My 13-year old daughter has spondylolysis. They say it’s usually caused by trauma or overuse in athletics. She hasn’t done anything like this. Could it be hereditary? Several other family members have this problem, too.

Some individuals may be genetically predisposed to develop spondylolysis. Spondylolysis is a defect in the vertebral bone. There is a gap between the main body of the vertebra and the back half.

Usually very active children or teens involved in athletics start to have symptoms. A smaller number of individuals develop problems without an activity or injury. The risk of a spondylolysis becoming a spondylolisthesis goes up in children with any other kind of defect in the bone.

Spondylolisthesis occurs when the defective vertebra slips forward over the normal bone below it.
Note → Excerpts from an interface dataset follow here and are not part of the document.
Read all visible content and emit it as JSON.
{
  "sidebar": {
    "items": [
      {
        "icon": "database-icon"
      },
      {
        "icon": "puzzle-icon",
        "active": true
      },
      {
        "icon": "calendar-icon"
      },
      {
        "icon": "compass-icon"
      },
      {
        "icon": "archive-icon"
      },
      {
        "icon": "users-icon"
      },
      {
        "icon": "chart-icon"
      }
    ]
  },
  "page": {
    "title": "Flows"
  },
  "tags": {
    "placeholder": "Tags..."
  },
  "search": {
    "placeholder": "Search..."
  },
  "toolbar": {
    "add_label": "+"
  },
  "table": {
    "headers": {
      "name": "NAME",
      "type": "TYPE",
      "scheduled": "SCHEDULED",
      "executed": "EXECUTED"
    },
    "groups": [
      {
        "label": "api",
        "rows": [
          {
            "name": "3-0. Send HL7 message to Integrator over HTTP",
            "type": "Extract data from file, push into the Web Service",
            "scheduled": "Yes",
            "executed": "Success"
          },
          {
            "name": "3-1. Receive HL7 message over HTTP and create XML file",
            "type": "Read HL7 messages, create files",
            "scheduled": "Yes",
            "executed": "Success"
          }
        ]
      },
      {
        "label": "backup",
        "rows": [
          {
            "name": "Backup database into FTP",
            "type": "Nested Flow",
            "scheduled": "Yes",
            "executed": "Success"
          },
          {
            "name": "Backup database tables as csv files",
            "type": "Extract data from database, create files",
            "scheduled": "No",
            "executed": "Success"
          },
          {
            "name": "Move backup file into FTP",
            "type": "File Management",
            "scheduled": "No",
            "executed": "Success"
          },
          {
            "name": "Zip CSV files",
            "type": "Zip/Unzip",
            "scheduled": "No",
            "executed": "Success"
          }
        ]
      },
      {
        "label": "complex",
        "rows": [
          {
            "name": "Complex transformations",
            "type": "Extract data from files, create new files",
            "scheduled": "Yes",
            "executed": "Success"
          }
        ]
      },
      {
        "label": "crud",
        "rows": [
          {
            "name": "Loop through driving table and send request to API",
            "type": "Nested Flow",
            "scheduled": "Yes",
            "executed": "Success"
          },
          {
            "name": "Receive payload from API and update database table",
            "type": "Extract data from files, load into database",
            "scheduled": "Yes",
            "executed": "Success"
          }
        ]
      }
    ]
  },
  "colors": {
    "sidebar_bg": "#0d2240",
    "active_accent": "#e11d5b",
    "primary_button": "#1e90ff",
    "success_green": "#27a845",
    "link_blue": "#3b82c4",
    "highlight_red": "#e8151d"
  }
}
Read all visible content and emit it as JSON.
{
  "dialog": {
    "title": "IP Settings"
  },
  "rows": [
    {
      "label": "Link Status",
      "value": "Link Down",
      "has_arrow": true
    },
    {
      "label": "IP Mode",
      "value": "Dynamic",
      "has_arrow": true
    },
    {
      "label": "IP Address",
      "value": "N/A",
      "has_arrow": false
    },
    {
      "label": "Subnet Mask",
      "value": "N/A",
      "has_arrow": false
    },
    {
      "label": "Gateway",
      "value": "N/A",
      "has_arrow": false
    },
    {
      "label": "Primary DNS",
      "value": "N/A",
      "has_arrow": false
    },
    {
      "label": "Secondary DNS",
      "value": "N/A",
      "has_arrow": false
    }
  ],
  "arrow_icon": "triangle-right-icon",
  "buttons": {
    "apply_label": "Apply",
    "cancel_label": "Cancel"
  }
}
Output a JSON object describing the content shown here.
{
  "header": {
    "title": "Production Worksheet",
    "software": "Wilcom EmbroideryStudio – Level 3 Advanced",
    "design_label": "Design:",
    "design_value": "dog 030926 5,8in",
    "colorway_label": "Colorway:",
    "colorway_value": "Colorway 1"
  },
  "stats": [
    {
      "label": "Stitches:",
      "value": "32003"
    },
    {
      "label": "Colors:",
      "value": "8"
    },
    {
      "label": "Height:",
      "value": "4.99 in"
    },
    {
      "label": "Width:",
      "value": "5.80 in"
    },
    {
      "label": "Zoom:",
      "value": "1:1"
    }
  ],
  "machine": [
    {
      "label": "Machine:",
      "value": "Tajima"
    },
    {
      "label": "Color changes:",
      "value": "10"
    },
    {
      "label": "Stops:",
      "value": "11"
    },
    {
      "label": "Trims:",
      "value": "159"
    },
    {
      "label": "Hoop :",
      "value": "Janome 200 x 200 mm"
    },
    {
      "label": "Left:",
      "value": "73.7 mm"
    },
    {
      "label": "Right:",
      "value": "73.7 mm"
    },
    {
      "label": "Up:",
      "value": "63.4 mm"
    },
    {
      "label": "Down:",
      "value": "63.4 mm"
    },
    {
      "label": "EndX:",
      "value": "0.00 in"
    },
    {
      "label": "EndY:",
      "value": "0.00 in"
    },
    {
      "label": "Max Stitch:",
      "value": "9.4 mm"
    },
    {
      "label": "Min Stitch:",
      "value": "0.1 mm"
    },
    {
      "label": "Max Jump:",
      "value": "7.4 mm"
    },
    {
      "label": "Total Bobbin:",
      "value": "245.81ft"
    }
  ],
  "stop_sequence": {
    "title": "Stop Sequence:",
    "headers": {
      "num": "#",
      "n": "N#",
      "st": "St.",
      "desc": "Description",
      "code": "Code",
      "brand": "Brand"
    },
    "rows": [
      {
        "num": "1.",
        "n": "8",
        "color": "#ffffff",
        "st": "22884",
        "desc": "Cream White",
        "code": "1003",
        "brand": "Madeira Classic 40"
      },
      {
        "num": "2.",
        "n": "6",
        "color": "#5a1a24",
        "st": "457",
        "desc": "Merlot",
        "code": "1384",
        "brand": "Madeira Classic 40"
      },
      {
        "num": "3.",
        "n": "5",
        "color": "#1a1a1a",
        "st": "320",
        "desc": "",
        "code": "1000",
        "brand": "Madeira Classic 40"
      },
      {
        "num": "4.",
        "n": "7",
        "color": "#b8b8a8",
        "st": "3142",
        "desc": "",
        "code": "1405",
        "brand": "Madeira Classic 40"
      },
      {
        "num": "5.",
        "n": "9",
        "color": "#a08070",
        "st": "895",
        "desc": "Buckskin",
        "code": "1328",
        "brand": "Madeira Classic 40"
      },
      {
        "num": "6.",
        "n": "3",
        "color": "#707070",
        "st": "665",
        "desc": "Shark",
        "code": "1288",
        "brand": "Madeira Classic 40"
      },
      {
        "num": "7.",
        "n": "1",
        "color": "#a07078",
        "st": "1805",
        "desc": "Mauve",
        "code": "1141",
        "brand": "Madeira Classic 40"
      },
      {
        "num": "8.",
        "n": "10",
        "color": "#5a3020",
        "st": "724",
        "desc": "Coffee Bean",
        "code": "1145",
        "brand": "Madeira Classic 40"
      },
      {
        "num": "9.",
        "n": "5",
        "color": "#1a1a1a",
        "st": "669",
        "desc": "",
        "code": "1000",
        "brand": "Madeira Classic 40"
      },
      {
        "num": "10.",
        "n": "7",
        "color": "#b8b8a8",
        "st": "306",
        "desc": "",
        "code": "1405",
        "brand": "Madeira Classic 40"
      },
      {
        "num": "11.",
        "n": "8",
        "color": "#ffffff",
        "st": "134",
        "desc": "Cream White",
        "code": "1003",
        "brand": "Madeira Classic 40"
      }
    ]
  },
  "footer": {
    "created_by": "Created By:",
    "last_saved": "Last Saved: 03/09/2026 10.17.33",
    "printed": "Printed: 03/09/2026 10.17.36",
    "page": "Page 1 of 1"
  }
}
There is one type of spondylolysis and spondylolisthesis that is more likely to be hereditary. About one-fourth of all cases (26 percent) have a family history of the same condition. First-degree relatives (parents, children, siblings) report this condition.